• Data for processing:
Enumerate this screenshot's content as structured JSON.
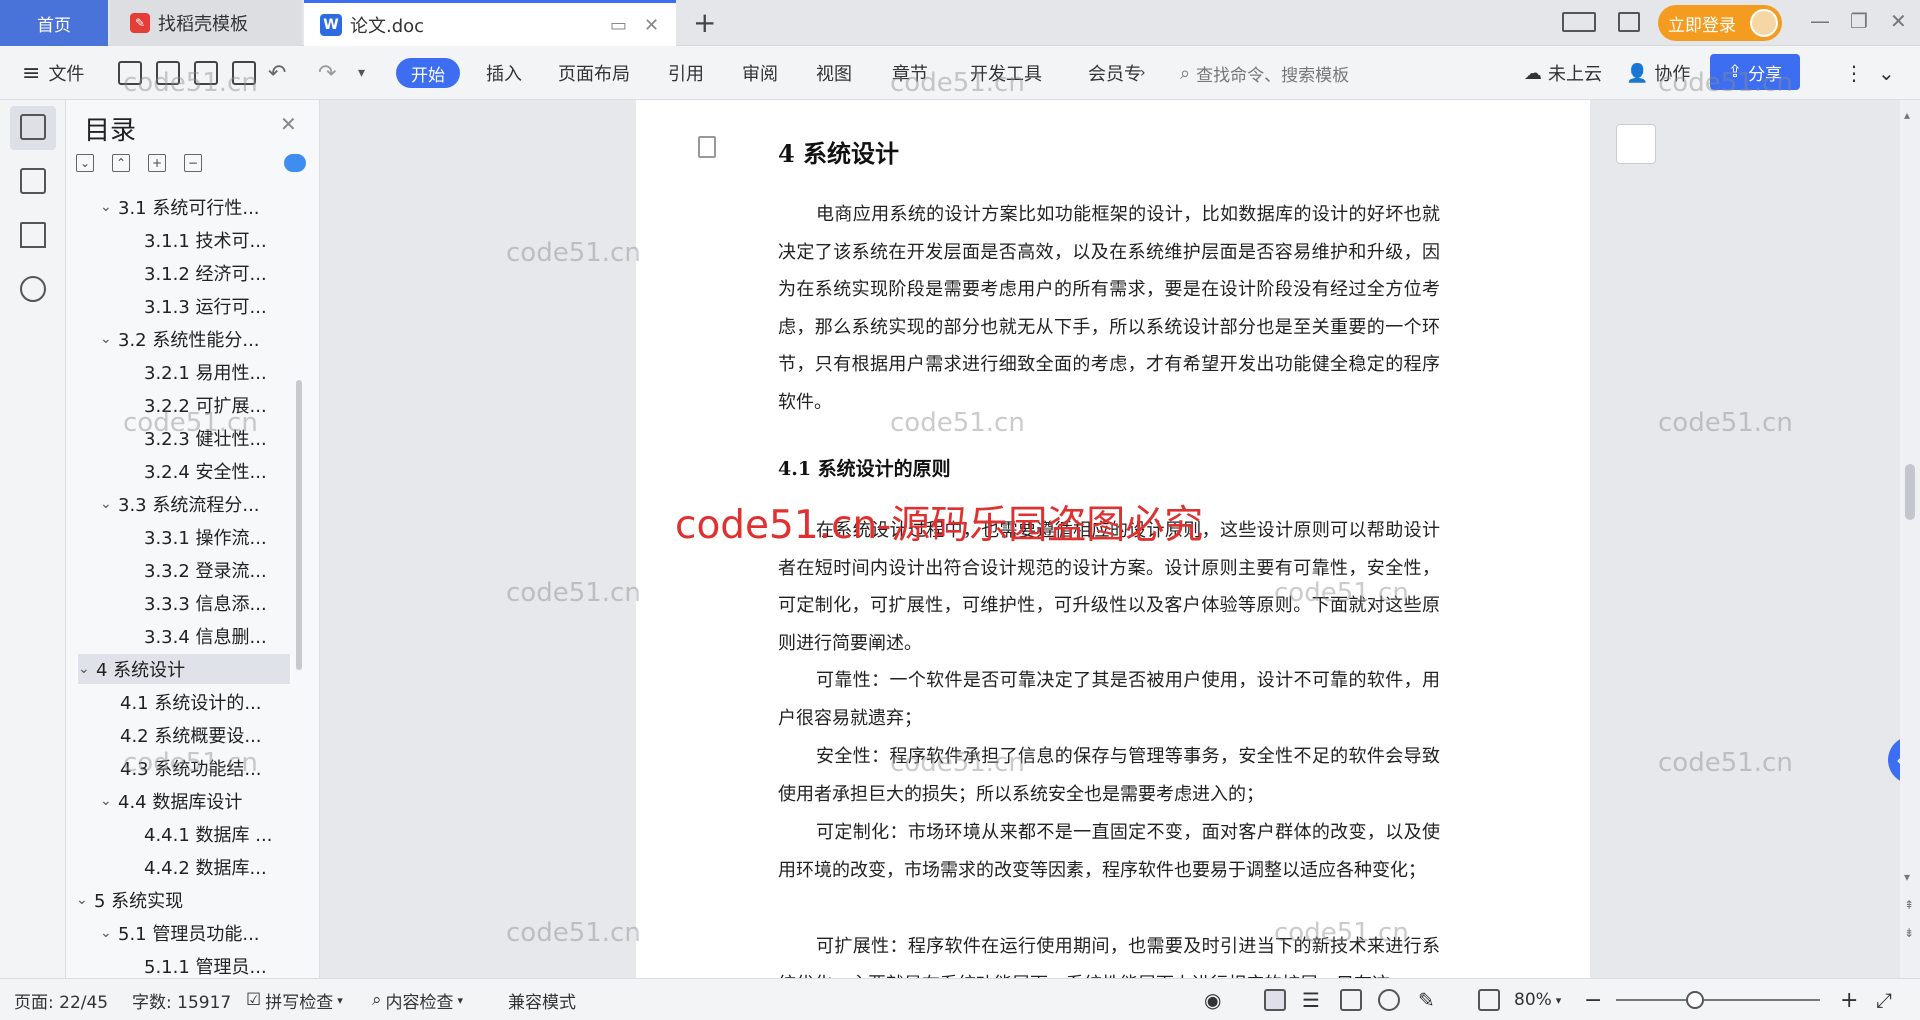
{
  "tabs": {
    "home": "首页",
    "template": "找稻壳模板",
    "document": "论文.doc"
  },
  "titlebar": {
    "login_label": "立即登录"
  },
  "toolbar": {
    "file_label": "文件",
    "start_label": "开始",
    "menu": [
      "插入",
      "页面布局",
      "引用",
      "审阅",
      "视图",
      "章节",
      "开发工具",
      "会员专"
    ],
    "search_placeholder": "查找命令、搜索模板",
    "cloud_label": "未上云",
    "collab_label": "协作",
    "share_label": "分享"
  },
  "toc": {
    "title": "目录",
    "items": [
      {
        "label": "3.1  系统可行性...",
        "level": 2,
        "chevron": true
      },
      {
        "label": "3.1.1  技术可...",
        "level": 3,
        "chevron": false
      },
      {
        "label": "3.1.2  经济可...",
        "level": 3,
        "chevron": false
      },
      {
        "label": "3.1.3  运行可...",
        "level": 3,
        "chevron": false
      },
      {
        "label": "3.2  系统性能分...",
        "level": 2,
        "chevron": true
      },
      {
        "label": "3.2.1  易用性...",
        "level": 3,
        "chevron": false
      },
      {
        "label": "3.2.2  可扩展...",
        "level": 3,
        "chevron": false
      },
      {
        "label": "3.2.3  健壮性...",
        "level": 3,
        "chevron": false
      },
      {
        "label": "3.2.4  安全性...",
        "level": 3,
        "chevron": false
      },
      {
        "label": "3.3  系统流程分...",
        "level": 2,
        "chevron": true
      },
      {
        "label": "3.3.1  操作流...",
        "level": 3,
        "chevron": false
      },
      {
        "label": "3.3.2  登录流...",
        "level": 3,
        "chevron": false
      },
      {
        "label": "3.3.3  信息添...",
        "level": 3,
        "chevron": false
      },
      {
        "label": "3.3.4  信息删...",
        "level": 3,
        "chevron": false
      },
      {
        "label": "4  系统设计",
        "level": 1,
        "chevron": true,
        "active": true
      },
      {
        "label": "4.1  系统设计的...",
        "level": 2,
        "chevron": false
      },
      {
        "label": "4.2  系统概要设...",
        "level": 2,
        "chevron": false
      },
      {
        "label": "4.3  系统功能结...",
        "level": 2,
        "chevron": false
      },
      {
        "label": "4.4  数据库设计",
        "level": 2,
        "chevron": true
      },
      {
        "label": "4.4.1  数据库 ...",
        "level": 3,
        "chevron": false
      },
      {
        "label": "4.4.2  数据库...",
        "level": 3,
        "chevron": false
      },
      {
        "label": "5  系统实现",
        "level": 1,
        "chevron": true
      },
      {
        "label": "5.1  管理员功能...",
        "level": 2,
        "chevron": true
      },
      {
        "label": "5.1.1  管理员...",
        "level": 3,
        "chevron": false
      }
    ]
  },
  "document": {
    "heading": "4  系统设计",
    "para1": "电商应用系统的设计方案比如功能框架的设计，比如数据库的设计的好坏也就决定了该系统在开发层面是否高效，以及在系统维护层面是否容易维护和升级，因为在系统实现阶段是需要考虑用户的所有需求，要是在设计阶段没有经过全方位考虑，那么系统实现的部分也就无从下手，所以系统设计部分也是至关重要的一个环节，只有根据用户需求进行细致全面的考虑，才有希望开发出功能健全稳定的程序软件。",
    "subheading": "4.1  系统设计的原则",
    "para2": "在系统设计过程中，也需要遵循相应的设计原则，这些设计原则可以帮助设计者在短时间内设计出符合设计规范的设计方案。设计原则主要有可靠性，安全性，可定制化，可扩展性，可维护性，可升级性以及客户体验等原则。下面就对这些原则进行简要阐述。",
    "para3": "可靠性：一个软件是否可靠决定了其是否被用户使用，设计不可靠的软件，用户很容易就遗弃；",
    "para4": "安全性：程序软件承担了信息的保存与管理等事务，安全性不足的软件会导致使用者承担巨大的损失；所以系统安全也是需要考虑进入的；",
    "para5": "可定制化：市场环境从来都不是一直固定不变，面对客户群体的改变，以及使用环境的改变，市场需求的改变等因素，程序软件也要易于调整以适应各种变化；",
    "para6": "可扩展性：程序软件在运行使用期间，也需要及时引进当下的新技术来进行系统优化，主要就是在系统功能层面，系统性能层面上进行相应的扩展，只有这"
  },
  "watermarks": {
    "text": "code51.cn",
    "banner": "code51.cn-源码乐园盗图必究"
  },
  "statusbar": {
    "page": "页面: 22/45",
    "words": "字数: 15917",
    "spellcheck": "拼写检查",
    "content_check": "内容检查",
    "compat_mode": "兼容模式",
    "zoom": "80%"
  },
  "colors": {
    "accent": "#3d6ef2",
    "home_tab": "#4a73d9",
    "login": "#f39c1f",
    "watermark_red": "#e03131"
  }
}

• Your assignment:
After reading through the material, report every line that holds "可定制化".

• Exercise solution:
    "para2": "在系统设计过程中，也需要遵循相应的设计原则，这些设计原则可以帮助设计者在短时间内设计出符合设计规范的设计方案。设计原则主要有可靠性，安全性，可定制化，可扩展性，可维护性，可升级性以及客户体验等原则。下面就对这些原则进行简要阐述。",
    "para5": "可定制化：市场环境从来都不是一直固定不变，面对客户群体的改变，以及使用环境的改变，市场需求的改变等因素，程序软件也要易于调整以适应各种变化；",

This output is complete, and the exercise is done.